    • ‘The shy and introvert Peter regretted some local media coverage.’
    • ‘I came a long way from that shy and introvert girl, who came from Panvel to Mumbai for a medical degree.’
    • ‘But otherwise I'm a very shy and introvert person, not at all the partying late kind.’
    • ‘I mean it's affected his life horrendously so, and it made him very introvert, Larry.’
    • ‘Yes, I am an extrovert person in real life and the roles in some of my more hit films were those of the introvert, quite person.’
    • ‘‘I used to be a very introvert guy but after taking up acting, my life is like an open book,’ claims the actor.’
    • ‘Birding is a wonderful activity in this way, allowing a time and place for both my extrovert self and introvert self to play.’
    • ‘He is an introvert type of guy and is critic of the current Nepalese political situation.’
    • ‘Before I did the art course I was very introvert and worried about my survival.’
    • ‘All my life I'd acted like an extrovert, when I always knew in my heart I loved nothing more than indulging my introvert self.’
    • ‘If you are an introvert personality, your team will always play defensively.’
    • ‘More often the delicate simplicity of a blue question mark posits the faceless face beautiful in enigma, the shadowy mysterious introvert edging to the boundary of a looks obsessed society.’
    • ‘Some claim that it is an introvert event, where the Swiss reflect upon themselves.’
    • ‘I mean, you're my brother, and Bobby's my husband, I get enough of the introvert personality!’
    • ‘I've been leaning towards the introvert side lately.’
    • ‘But, it's a nonstop, high-pressure, introvert repelling kind of job.’
    • ‘Titus is more of the extrovert type of person, even though he would still have this tendency to suppress some emotions deep inside; while Clem is the introvert type of person.’

Origin

Mid 17th century (as a verb in the general sense ‘turn one's thoughts inwards (in spiritual contemplation’)): from modern Latin introvertere, from intro- to the inside + vertere to turn.
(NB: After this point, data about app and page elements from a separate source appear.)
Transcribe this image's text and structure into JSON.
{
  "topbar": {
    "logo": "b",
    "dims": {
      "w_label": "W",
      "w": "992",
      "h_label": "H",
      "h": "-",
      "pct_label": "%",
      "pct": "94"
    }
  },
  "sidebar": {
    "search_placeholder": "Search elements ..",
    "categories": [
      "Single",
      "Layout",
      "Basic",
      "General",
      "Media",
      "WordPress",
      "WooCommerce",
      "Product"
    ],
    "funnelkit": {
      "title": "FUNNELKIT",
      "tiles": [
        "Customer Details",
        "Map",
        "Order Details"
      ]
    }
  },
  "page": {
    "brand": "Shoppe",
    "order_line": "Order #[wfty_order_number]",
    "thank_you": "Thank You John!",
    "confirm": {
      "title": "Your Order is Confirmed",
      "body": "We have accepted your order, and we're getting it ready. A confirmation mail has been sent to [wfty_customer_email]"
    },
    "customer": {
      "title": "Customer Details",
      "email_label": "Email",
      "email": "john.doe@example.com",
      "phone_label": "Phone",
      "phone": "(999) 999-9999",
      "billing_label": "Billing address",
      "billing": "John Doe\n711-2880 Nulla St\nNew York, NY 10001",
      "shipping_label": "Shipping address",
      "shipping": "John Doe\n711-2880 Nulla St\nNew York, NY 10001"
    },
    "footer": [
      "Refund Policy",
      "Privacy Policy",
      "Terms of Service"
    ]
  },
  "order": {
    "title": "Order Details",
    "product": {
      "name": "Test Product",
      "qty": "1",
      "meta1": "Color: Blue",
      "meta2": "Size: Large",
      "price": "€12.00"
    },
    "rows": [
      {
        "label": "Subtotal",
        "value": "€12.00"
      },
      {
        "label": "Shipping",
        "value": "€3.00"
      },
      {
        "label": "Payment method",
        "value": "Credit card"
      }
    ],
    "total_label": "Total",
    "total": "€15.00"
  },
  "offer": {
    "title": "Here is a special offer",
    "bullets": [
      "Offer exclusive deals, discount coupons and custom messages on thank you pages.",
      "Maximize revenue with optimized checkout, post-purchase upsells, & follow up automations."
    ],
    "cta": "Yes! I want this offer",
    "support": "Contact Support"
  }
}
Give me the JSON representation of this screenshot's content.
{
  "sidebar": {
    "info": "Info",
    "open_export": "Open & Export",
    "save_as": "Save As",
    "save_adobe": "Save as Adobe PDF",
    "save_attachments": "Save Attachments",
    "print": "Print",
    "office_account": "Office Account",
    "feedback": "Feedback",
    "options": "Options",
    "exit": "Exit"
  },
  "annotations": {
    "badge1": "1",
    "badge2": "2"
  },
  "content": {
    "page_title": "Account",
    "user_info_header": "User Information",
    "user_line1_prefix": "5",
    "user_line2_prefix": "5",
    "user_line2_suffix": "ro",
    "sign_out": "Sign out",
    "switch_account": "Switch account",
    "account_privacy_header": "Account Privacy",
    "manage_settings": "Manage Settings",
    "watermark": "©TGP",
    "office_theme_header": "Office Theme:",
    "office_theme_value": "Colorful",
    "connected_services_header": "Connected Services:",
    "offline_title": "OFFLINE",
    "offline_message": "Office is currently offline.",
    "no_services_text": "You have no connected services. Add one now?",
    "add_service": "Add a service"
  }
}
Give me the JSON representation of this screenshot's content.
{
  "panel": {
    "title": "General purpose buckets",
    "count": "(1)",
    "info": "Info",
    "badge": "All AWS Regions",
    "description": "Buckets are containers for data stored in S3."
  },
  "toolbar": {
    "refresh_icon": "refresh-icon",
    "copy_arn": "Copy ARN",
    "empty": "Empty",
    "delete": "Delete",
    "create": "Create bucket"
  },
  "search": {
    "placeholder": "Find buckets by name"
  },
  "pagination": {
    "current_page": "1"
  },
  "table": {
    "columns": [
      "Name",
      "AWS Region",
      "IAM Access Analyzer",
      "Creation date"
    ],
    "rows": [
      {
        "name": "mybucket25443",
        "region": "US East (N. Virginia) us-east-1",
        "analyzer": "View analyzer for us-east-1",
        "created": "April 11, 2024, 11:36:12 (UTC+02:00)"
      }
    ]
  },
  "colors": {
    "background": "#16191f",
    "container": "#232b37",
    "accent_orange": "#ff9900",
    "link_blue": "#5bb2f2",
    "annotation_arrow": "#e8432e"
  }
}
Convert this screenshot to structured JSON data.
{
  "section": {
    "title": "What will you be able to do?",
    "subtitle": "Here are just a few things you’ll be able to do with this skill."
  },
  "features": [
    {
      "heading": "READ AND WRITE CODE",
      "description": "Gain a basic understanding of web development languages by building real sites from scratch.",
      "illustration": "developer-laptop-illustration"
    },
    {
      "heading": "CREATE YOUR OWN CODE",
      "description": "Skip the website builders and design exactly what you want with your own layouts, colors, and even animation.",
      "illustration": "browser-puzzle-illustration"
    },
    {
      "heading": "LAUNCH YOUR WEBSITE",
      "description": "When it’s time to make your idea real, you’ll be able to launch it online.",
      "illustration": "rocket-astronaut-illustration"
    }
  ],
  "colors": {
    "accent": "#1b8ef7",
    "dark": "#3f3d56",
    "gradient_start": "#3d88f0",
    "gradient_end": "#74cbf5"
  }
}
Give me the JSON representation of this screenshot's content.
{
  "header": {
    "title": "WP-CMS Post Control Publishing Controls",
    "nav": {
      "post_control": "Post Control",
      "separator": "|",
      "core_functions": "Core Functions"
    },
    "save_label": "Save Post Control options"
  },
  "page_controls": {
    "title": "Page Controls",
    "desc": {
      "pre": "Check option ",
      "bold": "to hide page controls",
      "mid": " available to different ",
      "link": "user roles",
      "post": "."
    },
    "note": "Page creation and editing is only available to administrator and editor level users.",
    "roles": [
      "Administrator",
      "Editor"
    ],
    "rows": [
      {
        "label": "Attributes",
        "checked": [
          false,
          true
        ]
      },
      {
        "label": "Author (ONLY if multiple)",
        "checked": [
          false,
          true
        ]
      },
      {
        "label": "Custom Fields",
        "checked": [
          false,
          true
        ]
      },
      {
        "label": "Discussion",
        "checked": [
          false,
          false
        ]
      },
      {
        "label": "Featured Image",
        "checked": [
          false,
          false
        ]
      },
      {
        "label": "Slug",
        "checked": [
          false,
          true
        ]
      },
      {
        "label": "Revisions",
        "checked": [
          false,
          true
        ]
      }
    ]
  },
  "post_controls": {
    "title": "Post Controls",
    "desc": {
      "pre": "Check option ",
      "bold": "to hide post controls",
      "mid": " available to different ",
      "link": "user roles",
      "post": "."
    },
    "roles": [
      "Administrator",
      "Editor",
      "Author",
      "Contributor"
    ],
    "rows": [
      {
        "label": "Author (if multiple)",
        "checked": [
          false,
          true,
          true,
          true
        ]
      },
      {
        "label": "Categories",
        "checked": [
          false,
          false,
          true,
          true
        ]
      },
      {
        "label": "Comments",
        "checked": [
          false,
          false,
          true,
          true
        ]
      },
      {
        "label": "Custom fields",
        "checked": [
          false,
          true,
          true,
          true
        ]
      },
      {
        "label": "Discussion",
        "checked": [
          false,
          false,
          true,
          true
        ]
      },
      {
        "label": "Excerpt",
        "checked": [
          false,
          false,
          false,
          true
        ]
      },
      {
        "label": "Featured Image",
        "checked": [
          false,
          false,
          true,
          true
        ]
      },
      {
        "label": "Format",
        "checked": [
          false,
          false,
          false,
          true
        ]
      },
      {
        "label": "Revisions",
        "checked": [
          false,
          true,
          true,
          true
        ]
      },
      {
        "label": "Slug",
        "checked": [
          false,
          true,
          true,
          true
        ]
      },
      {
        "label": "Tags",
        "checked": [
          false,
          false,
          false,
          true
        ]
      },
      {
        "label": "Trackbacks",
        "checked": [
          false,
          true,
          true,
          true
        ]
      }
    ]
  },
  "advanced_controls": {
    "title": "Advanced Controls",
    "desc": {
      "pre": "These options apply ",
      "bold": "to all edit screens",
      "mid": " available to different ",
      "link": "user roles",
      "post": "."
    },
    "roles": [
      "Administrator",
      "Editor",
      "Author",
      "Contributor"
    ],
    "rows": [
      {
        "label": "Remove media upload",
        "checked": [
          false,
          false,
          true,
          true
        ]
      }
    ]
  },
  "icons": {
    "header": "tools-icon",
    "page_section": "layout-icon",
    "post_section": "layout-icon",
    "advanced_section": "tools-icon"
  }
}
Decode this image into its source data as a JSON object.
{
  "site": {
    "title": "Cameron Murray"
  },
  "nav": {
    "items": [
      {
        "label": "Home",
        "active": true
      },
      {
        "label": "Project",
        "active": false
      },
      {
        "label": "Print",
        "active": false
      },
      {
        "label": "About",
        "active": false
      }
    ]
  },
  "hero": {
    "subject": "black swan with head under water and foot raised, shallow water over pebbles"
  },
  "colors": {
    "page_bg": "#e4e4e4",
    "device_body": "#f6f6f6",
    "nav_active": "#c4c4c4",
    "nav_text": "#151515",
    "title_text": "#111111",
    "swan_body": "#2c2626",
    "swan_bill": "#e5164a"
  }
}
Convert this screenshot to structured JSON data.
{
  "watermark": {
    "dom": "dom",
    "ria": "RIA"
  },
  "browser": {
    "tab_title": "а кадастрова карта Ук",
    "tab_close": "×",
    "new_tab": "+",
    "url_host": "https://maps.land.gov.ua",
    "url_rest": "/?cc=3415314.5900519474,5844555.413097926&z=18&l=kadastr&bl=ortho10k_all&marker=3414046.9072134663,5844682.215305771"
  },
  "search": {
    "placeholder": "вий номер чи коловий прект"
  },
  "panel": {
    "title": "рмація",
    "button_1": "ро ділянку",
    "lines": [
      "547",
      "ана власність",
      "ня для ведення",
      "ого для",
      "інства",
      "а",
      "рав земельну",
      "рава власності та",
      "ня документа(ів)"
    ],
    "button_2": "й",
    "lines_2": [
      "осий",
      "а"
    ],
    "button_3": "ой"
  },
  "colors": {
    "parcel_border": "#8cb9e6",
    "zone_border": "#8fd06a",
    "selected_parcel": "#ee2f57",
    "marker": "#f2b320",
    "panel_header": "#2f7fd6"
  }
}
Its use as a term in psychology dates from the early 20th century.

Pronunciation:

introvert

/ˈɪntrəvəːt/